In oral arguments before Kentucky's highest court, Comair lawyer Ed Stopher argued that the board and Urban County Airport Corp., which issues bonds, are not state entities.
The Supreme Court typically rules a few months after hearing oral arguments.
Stopher noted that taxpayers do not fund the airport; its revenues are derived from landing fees, rent from vendors, parking fees and other charges.
“There is no state money here,” Stopher said.
Stopher said the board is independent. The mayor and the Urban County Council appoint the board but cannot overrule its decisions.
Stopher argued that running an airport is not an essential government function.
Blue Grass Airport lawyer Kevin Henry noted that the board was created by the county. And the Urban County Council has the power to abolish the board.
And Henry said the airport absolutely serves an essential governmental function, one no different than providing roads for cars.
Henry acknowledged that the airport is self-sustaining and is not funded by Lexington taxpayers. But he said the user fees the airport charges are still government revenues.
Comair says the airport and Federal Aviation Administration are partly responsible for the Flight 5191 crash at Blue Grass in August 2006 that killed 49 of 50 people on board.
Families for 44 of the 47 passengers who died in the Comair crash sued the Erlanger-based airline.
The airline and families of the three crew members, including lone survivor James Polehinke, the first captain, have filed lawsuits against the federal government and airport to recoup parts of the settlements.
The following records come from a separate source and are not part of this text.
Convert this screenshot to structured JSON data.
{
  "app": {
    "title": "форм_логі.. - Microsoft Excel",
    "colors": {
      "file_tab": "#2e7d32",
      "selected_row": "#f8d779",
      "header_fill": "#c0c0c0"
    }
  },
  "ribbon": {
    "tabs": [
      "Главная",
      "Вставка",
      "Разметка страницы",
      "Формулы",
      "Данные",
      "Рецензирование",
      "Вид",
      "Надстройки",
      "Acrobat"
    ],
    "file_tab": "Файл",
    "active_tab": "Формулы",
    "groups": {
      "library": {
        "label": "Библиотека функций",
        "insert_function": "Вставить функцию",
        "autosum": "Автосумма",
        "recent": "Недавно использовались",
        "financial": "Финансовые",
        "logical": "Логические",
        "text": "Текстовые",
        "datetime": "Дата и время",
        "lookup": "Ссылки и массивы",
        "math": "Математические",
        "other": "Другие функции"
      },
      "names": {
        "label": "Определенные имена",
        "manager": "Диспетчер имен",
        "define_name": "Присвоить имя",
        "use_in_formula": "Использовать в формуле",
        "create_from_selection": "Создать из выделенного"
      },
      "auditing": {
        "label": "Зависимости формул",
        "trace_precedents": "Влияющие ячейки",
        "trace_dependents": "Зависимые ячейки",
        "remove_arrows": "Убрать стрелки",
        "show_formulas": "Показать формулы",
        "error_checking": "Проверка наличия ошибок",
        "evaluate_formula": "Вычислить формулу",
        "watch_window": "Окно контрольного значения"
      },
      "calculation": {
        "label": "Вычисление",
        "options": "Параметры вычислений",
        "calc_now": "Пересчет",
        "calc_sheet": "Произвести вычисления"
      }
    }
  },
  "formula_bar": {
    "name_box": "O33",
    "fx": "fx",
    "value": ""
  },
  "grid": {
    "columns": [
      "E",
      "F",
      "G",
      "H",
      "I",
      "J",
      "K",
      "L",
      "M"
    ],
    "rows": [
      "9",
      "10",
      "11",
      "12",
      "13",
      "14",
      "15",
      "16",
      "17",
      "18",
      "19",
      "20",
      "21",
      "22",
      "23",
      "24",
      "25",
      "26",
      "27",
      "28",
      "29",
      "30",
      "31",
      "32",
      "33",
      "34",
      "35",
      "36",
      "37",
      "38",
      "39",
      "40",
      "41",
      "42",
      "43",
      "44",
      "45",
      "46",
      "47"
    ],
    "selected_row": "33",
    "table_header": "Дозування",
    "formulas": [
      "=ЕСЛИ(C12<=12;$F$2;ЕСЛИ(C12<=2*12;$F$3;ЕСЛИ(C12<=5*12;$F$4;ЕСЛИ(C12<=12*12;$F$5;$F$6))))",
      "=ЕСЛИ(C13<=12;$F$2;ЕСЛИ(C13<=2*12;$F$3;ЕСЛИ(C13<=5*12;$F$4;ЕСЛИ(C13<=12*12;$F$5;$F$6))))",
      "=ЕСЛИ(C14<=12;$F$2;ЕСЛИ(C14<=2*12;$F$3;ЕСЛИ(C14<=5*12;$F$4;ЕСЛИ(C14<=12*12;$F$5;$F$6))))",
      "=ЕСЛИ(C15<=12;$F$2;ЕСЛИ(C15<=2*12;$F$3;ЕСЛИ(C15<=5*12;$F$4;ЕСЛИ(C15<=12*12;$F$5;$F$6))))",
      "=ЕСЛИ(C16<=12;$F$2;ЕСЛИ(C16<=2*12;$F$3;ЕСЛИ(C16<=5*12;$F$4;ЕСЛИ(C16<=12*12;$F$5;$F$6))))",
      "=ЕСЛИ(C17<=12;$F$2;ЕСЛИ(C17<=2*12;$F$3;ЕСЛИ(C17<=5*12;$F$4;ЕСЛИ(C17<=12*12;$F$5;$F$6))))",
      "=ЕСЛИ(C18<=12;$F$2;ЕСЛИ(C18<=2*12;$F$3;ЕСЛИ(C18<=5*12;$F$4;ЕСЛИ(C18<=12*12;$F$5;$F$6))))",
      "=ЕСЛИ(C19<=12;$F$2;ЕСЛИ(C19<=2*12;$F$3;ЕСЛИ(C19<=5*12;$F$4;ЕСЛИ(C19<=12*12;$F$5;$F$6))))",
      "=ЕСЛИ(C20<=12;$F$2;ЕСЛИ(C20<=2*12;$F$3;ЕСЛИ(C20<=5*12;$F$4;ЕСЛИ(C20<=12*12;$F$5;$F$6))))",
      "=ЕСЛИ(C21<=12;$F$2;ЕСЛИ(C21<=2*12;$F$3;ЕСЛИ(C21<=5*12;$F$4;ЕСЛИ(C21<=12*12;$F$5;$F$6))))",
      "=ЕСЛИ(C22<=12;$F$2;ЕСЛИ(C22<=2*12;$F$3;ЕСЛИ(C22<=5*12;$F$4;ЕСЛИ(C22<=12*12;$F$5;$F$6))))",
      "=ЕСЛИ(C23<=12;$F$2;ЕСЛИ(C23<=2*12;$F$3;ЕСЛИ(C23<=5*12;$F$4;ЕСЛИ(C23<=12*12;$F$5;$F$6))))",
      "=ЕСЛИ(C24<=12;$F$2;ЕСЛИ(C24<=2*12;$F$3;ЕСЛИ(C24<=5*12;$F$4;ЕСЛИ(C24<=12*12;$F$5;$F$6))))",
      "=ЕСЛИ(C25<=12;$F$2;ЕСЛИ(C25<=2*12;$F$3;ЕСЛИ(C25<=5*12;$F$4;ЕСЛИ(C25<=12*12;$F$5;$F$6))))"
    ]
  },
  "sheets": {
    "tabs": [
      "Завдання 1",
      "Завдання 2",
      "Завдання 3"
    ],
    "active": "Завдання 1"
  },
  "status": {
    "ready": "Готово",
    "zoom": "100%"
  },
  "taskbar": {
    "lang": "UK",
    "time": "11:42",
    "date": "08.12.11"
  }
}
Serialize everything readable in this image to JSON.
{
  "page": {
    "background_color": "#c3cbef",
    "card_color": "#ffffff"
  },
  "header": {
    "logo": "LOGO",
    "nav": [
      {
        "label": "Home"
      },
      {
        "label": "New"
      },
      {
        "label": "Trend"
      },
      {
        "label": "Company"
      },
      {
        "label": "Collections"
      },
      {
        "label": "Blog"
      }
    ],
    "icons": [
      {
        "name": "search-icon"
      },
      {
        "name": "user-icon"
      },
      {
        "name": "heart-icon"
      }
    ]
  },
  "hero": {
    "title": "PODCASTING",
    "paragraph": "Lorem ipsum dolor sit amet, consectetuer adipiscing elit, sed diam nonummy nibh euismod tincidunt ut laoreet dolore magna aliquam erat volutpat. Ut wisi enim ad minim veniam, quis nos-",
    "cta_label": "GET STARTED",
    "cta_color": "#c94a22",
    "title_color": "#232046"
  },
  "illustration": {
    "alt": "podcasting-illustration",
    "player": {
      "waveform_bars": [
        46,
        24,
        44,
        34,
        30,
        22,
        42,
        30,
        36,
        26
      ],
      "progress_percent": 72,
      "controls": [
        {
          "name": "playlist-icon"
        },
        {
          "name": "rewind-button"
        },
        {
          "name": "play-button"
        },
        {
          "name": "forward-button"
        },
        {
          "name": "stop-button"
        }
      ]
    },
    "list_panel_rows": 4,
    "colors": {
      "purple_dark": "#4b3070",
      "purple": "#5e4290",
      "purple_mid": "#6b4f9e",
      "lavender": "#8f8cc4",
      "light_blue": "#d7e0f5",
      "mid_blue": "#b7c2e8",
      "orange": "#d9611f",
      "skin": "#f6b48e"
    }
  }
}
The airline has said the airport shares blame in the crash because of poor runway markings, bad signage, lighting problems and other issues related to a $35 million runway repaving project. Federal investigators ruled last year that the crash was caused by the mistakes of the two Comair pilots.
The airport has said that all the blame for the crash falls on Comair and Flight 5191's pilots.
In its Supreme Court brief, Comair quoted depositions, airport employee depositions and even the airport's Web site to try to show that the airport is autonomous.
In 1996, for example, a memo written by an airport lawyer advised against referring to the airport as a “public entity” of the Urban County Government in an agreement with the Kentucky Transportation Cabinet.
Stopher also pointed out that the airport has a $150 million insurance policy.
Henry said insurance is required by bond underwriters, the airport is self-sufficient because the Federal Aviation Administration requires that to receive most construction grants.